------ Records provided

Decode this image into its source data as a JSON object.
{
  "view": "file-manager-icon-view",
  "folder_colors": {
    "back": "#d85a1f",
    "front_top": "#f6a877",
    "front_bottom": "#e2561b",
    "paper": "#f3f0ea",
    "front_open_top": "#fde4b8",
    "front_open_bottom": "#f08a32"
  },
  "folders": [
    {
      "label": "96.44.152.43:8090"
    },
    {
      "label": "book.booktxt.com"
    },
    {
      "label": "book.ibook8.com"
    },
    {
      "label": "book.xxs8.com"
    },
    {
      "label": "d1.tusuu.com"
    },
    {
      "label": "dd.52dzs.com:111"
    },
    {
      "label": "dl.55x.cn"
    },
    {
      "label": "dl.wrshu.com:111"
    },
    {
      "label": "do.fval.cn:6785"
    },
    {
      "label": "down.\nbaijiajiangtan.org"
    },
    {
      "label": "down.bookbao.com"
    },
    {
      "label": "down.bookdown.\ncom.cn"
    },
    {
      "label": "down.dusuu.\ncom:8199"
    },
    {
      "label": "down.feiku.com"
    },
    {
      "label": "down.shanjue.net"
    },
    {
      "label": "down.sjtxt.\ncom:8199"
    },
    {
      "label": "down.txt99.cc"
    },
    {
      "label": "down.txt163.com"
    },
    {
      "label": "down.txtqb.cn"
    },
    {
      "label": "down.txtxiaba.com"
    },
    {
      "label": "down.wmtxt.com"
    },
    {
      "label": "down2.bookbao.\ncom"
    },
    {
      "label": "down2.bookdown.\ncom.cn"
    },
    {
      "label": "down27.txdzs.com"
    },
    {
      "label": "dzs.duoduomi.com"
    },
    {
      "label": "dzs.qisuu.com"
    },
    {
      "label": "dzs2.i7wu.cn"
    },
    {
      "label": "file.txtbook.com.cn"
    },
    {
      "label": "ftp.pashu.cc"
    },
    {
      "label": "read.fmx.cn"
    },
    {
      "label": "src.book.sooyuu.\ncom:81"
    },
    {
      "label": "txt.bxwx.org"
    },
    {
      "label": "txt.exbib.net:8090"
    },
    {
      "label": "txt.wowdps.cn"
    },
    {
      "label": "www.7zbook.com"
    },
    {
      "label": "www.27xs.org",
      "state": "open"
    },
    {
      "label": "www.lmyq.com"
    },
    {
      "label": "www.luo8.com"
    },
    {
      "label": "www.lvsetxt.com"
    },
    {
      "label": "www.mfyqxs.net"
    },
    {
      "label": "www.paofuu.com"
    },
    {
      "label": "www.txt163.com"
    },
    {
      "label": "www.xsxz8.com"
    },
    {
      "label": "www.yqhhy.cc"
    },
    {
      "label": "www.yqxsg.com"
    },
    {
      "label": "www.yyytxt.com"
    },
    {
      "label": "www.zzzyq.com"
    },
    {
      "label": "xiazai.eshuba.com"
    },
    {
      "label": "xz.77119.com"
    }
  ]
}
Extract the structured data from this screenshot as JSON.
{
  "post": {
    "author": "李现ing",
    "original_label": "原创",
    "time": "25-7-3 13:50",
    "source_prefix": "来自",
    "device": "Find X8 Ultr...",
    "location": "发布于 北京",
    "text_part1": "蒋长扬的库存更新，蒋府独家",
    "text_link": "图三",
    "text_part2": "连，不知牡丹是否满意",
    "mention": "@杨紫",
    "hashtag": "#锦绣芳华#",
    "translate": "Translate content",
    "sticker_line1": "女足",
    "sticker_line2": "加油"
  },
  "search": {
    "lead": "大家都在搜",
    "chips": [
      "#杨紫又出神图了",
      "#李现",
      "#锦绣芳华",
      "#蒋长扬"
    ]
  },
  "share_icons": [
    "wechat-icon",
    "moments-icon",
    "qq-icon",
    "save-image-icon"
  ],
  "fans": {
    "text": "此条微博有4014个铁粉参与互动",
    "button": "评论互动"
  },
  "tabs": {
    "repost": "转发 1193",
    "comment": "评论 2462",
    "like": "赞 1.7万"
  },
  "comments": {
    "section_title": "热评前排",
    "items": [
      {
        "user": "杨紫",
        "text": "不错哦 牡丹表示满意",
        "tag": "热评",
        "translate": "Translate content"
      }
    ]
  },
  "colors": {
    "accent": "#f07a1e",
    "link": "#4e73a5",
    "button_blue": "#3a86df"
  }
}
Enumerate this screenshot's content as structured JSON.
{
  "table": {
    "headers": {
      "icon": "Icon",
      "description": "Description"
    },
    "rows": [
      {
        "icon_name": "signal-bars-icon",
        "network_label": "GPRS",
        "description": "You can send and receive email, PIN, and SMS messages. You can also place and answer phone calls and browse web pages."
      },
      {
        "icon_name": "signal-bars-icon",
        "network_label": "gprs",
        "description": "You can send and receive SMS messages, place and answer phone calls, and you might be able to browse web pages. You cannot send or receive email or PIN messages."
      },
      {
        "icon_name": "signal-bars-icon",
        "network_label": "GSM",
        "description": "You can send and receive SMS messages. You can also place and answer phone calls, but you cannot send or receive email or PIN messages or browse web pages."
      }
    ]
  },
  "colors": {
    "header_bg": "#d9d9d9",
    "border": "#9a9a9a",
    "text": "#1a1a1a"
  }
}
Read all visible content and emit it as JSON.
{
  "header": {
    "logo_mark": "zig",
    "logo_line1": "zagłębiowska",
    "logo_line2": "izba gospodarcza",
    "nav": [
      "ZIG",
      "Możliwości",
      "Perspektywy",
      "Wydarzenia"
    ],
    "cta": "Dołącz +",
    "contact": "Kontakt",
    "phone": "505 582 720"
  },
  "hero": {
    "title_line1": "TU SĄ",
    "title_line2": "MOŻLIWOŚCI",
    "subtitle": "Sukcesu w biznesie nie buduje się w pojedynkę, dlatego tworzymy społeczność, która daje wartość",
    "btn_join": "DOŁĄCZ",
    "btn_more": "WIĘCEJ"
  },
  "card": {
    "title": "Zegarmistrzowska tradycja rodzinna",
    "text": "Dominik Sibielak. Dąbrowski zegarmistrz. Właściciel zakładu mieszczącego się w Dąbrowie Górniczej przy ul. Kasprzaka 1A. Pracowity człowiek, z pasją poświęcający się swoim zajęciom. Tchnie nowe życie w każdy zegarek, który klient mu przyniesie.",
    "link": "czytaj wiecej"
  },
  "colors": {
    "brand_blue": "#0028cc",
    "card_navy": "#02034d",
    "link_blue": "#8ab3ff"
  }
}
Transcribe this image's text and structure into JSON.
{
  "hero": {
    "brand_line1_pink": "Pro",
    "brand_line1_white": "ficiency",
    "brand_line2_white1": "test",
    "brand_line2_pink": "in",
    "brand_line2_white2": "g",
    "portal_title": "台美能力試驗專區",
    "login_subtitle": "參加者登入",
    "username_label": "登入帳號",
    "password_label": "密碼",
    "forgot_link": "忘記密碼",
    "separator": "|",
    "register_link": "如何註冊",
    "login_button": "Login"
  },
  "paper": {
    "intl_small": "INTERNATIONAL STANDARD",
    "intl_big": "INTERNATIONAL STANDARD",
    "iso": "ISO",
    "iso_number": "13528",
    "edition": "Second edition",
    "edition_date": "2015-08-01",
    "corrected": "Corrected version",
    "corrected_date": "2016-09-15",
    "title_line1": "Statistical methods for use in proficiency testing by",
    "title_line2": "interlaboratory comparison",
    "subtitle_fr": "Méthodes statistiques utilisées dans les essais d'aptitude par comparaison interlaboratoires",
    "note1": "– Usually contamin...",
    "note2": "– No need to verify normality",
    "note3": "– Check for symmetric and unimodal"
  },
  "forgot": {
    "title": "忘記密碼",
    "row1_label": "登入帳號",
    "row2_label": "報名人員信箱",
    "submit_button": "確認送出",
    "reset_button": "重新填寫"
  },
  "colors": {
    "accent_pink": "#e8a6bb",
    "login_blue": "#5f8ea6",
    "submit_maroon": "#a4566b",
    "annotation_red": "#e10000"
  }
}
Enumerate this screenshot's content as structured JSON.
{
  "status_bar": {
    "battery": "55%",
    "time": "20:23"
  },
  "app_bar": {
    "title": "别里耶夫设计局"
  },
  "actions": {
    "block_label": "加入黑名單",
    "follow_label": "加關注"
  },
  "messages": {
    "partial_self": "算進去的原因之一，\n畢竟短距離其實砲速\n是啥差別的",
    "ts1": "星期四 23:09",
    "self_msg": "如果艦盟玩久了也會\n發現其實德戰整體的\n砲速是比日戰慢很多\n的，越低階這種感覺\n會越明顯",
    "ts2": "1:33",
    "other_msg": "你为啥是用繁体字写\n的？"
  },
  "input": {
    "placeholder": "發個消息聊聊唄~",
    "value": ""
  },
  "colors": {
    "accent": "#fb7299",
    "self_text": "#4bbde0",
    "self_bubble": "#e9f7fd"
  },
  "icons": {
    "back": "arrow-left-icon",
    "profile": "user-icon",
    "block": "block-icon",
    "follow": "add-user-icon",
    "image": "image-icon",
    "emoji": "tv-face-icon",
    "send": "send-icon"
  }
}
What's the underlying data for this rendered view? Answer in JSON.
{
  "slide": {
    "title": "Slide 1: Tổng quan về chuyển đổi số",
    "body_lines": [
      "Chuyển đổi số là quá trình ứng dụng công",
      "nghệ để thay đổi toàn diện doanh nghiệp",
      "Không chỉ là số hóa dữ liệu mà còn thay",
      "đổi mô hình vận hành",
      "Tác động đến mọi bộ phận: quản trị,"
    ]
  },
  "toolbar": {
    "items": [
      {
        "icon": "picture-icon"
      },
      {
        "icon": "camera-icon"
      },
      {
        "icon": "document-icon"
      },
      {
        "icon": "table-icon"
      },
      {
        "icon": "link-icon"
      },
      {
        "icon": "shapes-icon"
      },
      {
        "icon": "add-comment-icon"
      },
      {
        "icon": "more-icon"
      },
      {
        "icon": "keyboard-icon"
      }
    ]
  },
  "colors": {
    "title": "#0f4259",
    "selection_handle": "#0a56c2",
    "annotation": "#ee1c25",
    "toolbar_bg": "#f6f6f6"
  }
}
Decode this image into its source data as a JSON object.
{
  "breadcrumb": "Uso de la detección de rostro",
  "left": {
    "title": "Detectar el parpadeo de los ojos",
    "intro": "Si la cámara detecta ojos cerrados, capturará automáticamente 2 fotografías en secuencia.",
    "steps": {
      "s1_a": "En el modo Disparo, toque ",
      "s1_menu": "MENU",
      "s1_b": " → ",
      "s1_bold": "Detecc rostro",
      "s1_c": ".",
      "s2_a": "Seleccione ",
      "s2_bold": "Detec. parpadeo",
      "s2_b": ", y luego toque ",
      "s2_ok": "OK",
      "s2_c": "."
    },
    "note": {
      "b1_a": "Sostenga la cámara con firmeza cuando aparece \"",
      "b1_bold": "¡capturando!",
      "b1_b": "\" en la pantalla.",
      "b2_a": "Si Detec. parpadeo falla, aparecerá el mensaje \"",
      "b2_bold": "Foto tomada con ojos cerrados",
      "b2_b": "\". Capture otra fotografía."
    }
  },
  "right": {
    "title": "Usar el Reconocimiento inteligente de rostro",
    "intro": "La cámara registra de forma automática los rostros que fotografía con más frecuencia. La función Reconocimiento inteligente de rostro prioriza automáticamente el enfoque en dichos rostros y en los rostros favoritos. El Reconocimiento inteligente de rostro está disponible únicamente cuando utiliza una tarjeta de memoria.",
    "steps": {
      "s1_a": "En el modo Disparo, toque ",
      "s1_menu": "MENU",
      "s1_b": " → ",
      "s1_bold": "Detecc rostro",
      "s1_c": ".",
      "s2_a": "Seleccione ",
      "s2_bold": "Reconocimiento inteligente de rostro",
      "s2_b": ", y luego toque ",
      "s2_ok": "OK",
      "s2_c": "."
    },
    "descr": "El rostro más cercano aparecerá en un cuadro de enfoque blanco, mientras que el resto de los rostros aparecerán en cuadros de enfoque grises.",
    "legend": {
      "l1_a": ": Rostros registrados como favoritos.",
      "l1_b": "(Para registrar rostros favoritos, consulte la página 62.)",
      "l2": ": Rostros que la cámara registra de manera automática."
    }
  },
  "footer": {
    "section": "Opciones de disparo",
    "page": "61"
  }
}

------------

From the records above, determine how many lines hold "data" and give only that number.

▶ _Solution below_: 4